Investment in education is the key to our American future.
This is true at every level of government from the federal to our most local Board of Education. It’s true in our personal lives, in the personal lives of each and every American, whether ourselves, our children, grandchildren, great grandchildren, or all Americans in all generations yet to come.
Education, Education, Education. It’s all about our investment in education.
So, we’ve had a pretty good education year in Greenwich after the turmoil of the 2011 Board of Education election and the contentious years preceding that election. A new Superintendent of Schools was hired; BOE members have worked well together; there’s been a collaborative focus on our educational needs and the direction we should take.
And everyone has praise for BOE chair Leslie Moriarty, the hard work she’s done, and the leadership she’s shown shepherding the BOE through difficult waters at such a critical time.
Thursday, the BOE votes to decide who its chairman will be for the next year. Given Moriarty’s past leadership, her seven years on the Board and the difficult budget season we face, there should be no question that Moriarty is the best person to lead the BOE for another year.
Instead, the question seems to have become one that centers on the town’s Republican establishment, presumably ultimately the Republican Town Committee that endorses the Republican candidates.
The Republican establishment is insisting that the BOE have a Republican chair. Moriarty is a Democrat.
The four Republican members of the BOE are expected to fall in line and nominate Barbara O’Neill, who’s served on the BOE barely a year, to replace Moriarty. O’Neill, a lifelong teacher, is a lovely and inspiring person who brings an important perspective to the BOE. But is the chairmanship the right role for her, or the best thing for the BOE, at this juncture? Most likely not.
And is this chairmanship battle the best thing for BOE functioning?
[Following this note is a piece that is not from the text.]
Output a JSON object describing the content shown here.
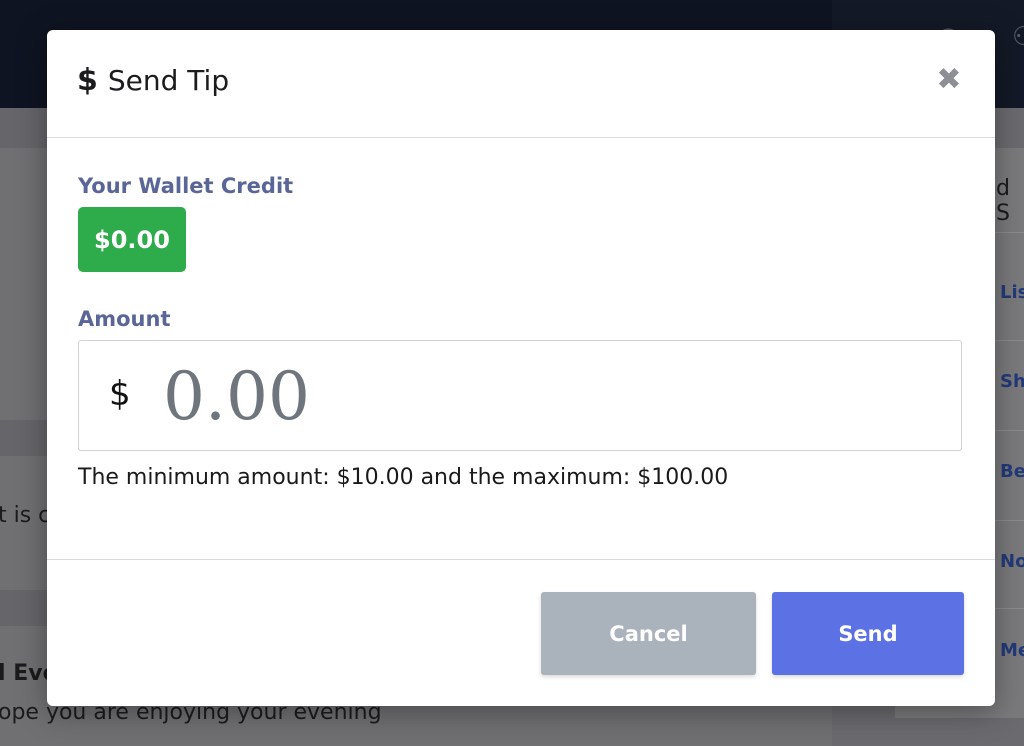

Truth is, this has nothing to do with who’s best for the BOE, or how best to serve our students at this juncture. Nothing to do with quality education. Nothing to do with anything positive. It’s raw party politics, pure and simple. The RTC Republicans don’t want a Democratic chairman, no matter how qualified or how good a job she’s done.
So, if there’s a 4-4 split vote on the BOE Thursday night, as seems likely, then members have 30 days to work things out. If that doesn’t happen, the Board of Selectmen makes the final decision.
Let’s hope it doesn’t go that far. Such turmoil is destructive to the Board and the schools it serves.
To paraphrase Selectman Drew Marzullo’s comment in Lisa Chamoff’s Greenwich Time article today, it’s a shame to see the school board get lost in party politics.
But that’s exactly what’s happening. And this can only be harmful to our Greenwich students.
Hopefully, Republican members of the BOE will rethink this.